Have your research interests changed throughout your career? What are you currently studying?

Working in an area that can be complex, fascinating and distressing in equal measure means that my research interests have remained varied within the field of pain.  I have a keen interest in the rehabilitation of those with pain, the overuse of medications, and the underuse of other, safer, alternatives e.g., exercise.  I have studied the efficacy and understanding of supported self-management in different age groups and behavioural approaches to improving exercise and movement use.  I also have an interest in the basic science and neuroscience behind pain manifestation.  Lastly, I believe that education on pain and its management amongst under- and post-graduate health professionals is lacking and that research highlighting this has been poorly translated into educational institutions.  Thus, translating research findings to clinical, and educational, practice remains a strong interest of mine.

What do you think are the current challenges in managing the global burden of back pain?

I think some of the current challenges relate to the disparity in pain management approaches and access across the globe.  The difference in resource availability between high- and low-middle income countries is vast.  Although, simply transferring the overuse of pain medication and often extravagant use of interventions in developed countries would not be a simple solution to the disparities noted.  Indeed, such an approach that fails to take into account local values, infrastructure and preparedness would be irresponsible.  Improvements in community education and further development of national policies to take into account local challenges would go some way to address this. However, back pain is not simply a health care problem and extends to other spheres.  Indeed, determinants of health include education, social networks, income and employment amongst others.  The challenge is to bring all these elements together in a coordinated fashion, making any approach to help those living with back pain relevant to the population it serves. 

What do you think are or will be the next hot topics in back pain research and management?

I believe that hot topics in back pain research and management will change through the increase utilisation of patient voices in the design and development of research programmes.  Focus on research that will answer questions related to the understanding of pain will continue, but with a focus on translating that understanding in a manner that individuals with pain will be able to engage with and embed into their lifestyle.  Research on the impact of pain education with much younger age groups will provide interesting information on how these individuals manage pain as they grow older, and whether improved understanding of back pain translates to improved management and decreased incidence.                   

How have you seen back pain prevention and management strategies change throughout your career?

I have seen back pain prevention and management strategies go in and out of fashion over the years.  However, I have also seen a positive change in the focus of management strategies being centred around those living with pain and their opinions at the centre of designed strategies.  This approach has offered clinicians and researchers a unique and richer perspective than that offered by professionals alone.

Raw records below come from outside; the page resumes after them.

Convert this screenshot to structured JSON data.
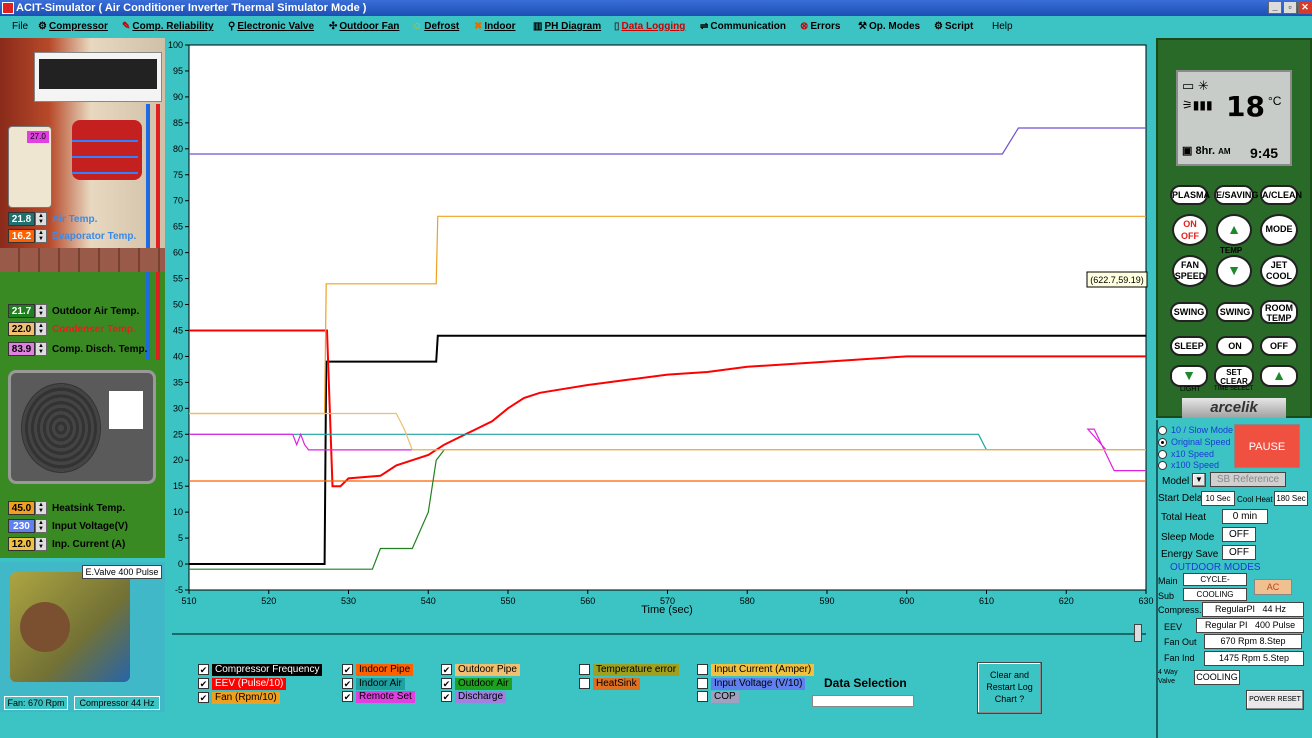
{
  "window": {
    "title": "ACIT-Simulator    ( Air Conditioner Inverter Thermal Simulator  Mode )"
  },
  "menu": {
    "file": "File",
    "compressor": "Compressor",
    "comp_reliability": "Comp. Reliability",
    "electronic_valve": "Electronic  Valve",
    "outdoor_fan": "Outdoor Fan",
    "defrost": "Defrost",
    "indoor": "Indoor",
    "ph_diagram": "PH Diagram",
    "data_logging": "Data Logging",
    "communication": "Communication",
    "errors": "Errors",
    "op_modes": "Op. Modes",
    "script": "Script",
    "help": "Help"
  },
  "left": {
    "remote_display": "27.0",
    "air_temp": {
      "value": "21.8",
      "label": "Air Temp."
    },
    "evap_temp": {
      "value": "16.2",
      "label": "Evaporator Temp."
    },
    "outdoor_air": {
      "value": "21.7",
      "label": "Outdoor Air Temp."
    },
    "condenser": {
      "value": "22.0",
      "label": "Condenser Temp."
    },
    "comp_disch": {
      "value": "83.9",
      "label": "Comp. Disch. Temp."
    },
    "heatsink": {
      "value": "45.0",
      "label": "Heatsink Temp."
    },
    "input_voltage": {
      "value": "230",
      "label": "Input Voltage(V)"
    },
    "inp_current": {
      "value": "12.0",
      "label": "Inp. Current (A)"
    },
    "evalve": "E.Valve 400 Pulse",
    "fan_rpm": "Fan: 670 Rpm",
    "compressor_hz": "Compressor 44 Hz"
  },
  "chart_data": {
    "type": "line",
    "xlabel": "Time (sec)",
    "ylabel": "",
    "xlim": [
      510,
      630
    ],
    "ylim": [
      -5,
      100
    ],
    "xticks": [
      510,
      520,
      530,
      540,
      550,
      560,
      570,
      580,
      590,
      600,
      610,
      620,
      630
    ],
    "yticks": [
      100,
      95,
      90,
      85,
      80,
      75,
      70,
      65,
      60,
      55,
      50,
      45,
      40,
      35,
      30,
      25,
      20,
      15,
      10,
      5,
      0,
      -5
    ],
    "tooltip": "(622.7,59.19)",
    "grid": false,
    "series": [
      {
        "name": "Compressor Frequency",
        "color": "#000000",
        "x": [
          510,
          527,
          527.2,
          541,
          541.2,
          630
        ],
        "y": [
          0,
          0,
          39,
          39,
          44,
          44
        ]
      },
      {
        "name": "EEV (Pulse/10)",
        "color": "#ff0000",
        "x": [
          510,
          527,
          527.3,
          528,
          529,
          530,
          534,
          536,
          538,
          540,
          542,
          544,
          546,
          548,
          550,
          552,
          554,
          556,
          560,
          565,
          570,
          575,
          580,
          585,
          590,
          595,
          600,
          630
        ],
        "y": [
          45,
          45,
          45,
          15,
          15,
          16.5,
          17,
          19,
          20,
          21,
          23,
          24.5,
          26,
          27.5,
          30,
          32,
          33,
          33.5,
          34.5,
          35.5,
          36.5,
          37,
          38,
          38.5,
          39,
          39.5,
          40,
          40
        ]
      },
      {
        "name": "Fan (Rpm/10)",
        "color": "#f0a020",
        "x": [
          510,
          527,
          527.2,
          541,
          541.2,
          630
        ],
        "y": [
          29,
          29,
          54,
          54,
          67,
          67
        ]
      },
      {
        "name": "Indoor Pipe",
        "color": "#ff6000",
        "x": [
          510,
          630
        ],
        "y": [
          16,
          16
        ]
      },
      {
        "name": "Outdoor Pipe",
        "color": "#7050d0",
        "x": [
          510,
          612,
          614,
          630
        ],
        "y": [
          79,
          79,
          84,
          84
        ]
      },
      {
        "name": "Indoor Air",
        "color": "#20a0a0",
        "x": [
          510,
          609,
          610,
          630
        ],
        "y": [
          25,
          25,
          22,
          22
        ]
      },
      {
        "name": "Outdoor Air",
        "color": "#208020",
        "x": [
          510,
          533,
          534,
          538,
          540,
          541,
          542,
          630
        ],
        "y": [
          -1,
          -1,
          3,
          3,
          10,
          20,
          22,
          22
        ]
      },
      {
        "name": "Remote Set",
        "color": "#e020e0",
        "x": [
          510,
          523,
          523.5,
          524,
          524.5,
          525,
          625,
          622.7,
          623.5,
          626,
          630
        ],
        "y": [
          25,
          25,
          23,
          25,
          23,
          22,
          22,
          26,
          26,
          18,
          18
        ]
      },
      {
        "name": "Temperature error",
        "color": "#e8c070",
        "x": [
          510,
          536,
          537,
          538,
          630
        ],
        "y": [
          29,
          29,
          26,
          22,
          22
        ]
      }
    ]
  },
  "legend": {
    "compressor_frequency": "Compressor Frequency",
    "eev": "EEV (Pulse/10)",
    "fan": "Fan (Rpm/10)",
    "indoor_pipe": "Indoor Pipe",
    "indoor_air": "Indoor Air",
    "remote_set": "Remote Set",
    "outdoor_pipe": "Outdoor Pipe",
    "outdoor_air": "Outdoor Air",
    "discharge": "Discharge",
    "temperature_error": "Temperature error",
    "heatsink": "HeatSink",
    "input_current": "Input Current (Amper)",
    "input_voltage": "Input Voltage (V/10)",
    "cop": "COP",
    "data_selection": "Data Selection",
    "clear_restart": "Clear and Restart Log Chart ?"
  },
  "remote": {
    "temp": "18",
    "unit": "°C",
    "time_prefix": "8hr.",
    "ampm": "AM",
    "time": "9:45",
    "buttons": {
      "plasma": "PLASMA",
      "esaving": "E/SAVING",
      "aclean": "A/CLEAN",
      "onoff_on": "ON",
      "onoff_off": "OFF",
      "temp_label": "TEMP",
      "mode": "MODE",
      "fan_speed": "FAN SPEED",
      "jet_cool": "JET COOL",
      "swing1": "SWING",
      "swing2": "SWING",
      "room_temp": "ROOM TEMP",
      "sleep": "SLEEP",
      "on": "ON",
      "off": "OFF",
      "light": "LIGHT",
      "set_clear": "SET CLEAR",
      "time_label": "TIME SELECT"
    },
    "brand": "arcelik"
  },
  "controls": {
    "speed_options": [
      "10 / Slow Mode",
      "Original Speed",
      "x10 Speed",
      "x100 Speed"
    ],
    "selected_speed": "Original Speed",
    "pause": "PAUSE",
    "model_label": "Model",
    "model_value": "SB Reference",
    "start_delay_label": "Start Delay",
    "start_delay": "10 Sec",
    "cool_heat_label": "Cool Heat",
    "cool_heat": "180 Sec",
    "total_heat_label": "Total Heat",
    "total_heat": "0 min",
    "sleep_mode_label": "Sleep Mode",
    "sleep_mode": "OFF",
    "energy_save_label": "Energy Save",
    "energy_save": "OFF",
    "outdoor_modes": "OUTDOOR MODES",
    "main_label": "Main",
    "main": "CYCLE-",
    "ac": "AC",
    "sub_label": "Sub",
    "sub": "COOLING",
    "compress_label": "Compress.",
    "compress_mode": "RegularPI",
    "compress_hz": "44 Hz",
    "eev_label": "EEV",
    "eev_mode": "Regular PI",
    "eev_pulse": "400 Pulse",
    "fan_out_label": "Fan Out",
    "fan_out": "670 Rpm  8.Step",
    "fan_ind_label": "Fan Ind",
    "fan_ind": "1475 Rpm  5.Step",
    "four_way_label": "4 Way Valve",
    "four_way": "COOLING",
    "power_reset": "POWER RESET"
  }
}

Nevertheless, it remains true that back pain continues to be a significant global burden and that the majority of management strategies have limited efficacy.  Those approaches based on exercise and education seem to be the most effective yet, conversely, are the least utilised or advocated.  It continues to be the case that expensive short-term approaches that offer little relief are more frequently used, despite the evidence.

It is my hope that the Global Year About Back Pain 2021 will; highlight the evidence for and against the existing management approaches of back pain; offer further information for identifying research gaps and bring together professionals and those living with pain.  Our collaborative approach aims to access and assist the wider community of pain professionals and those living with pain, so we can continue to improve on the treatment and management of back pain on a global scale.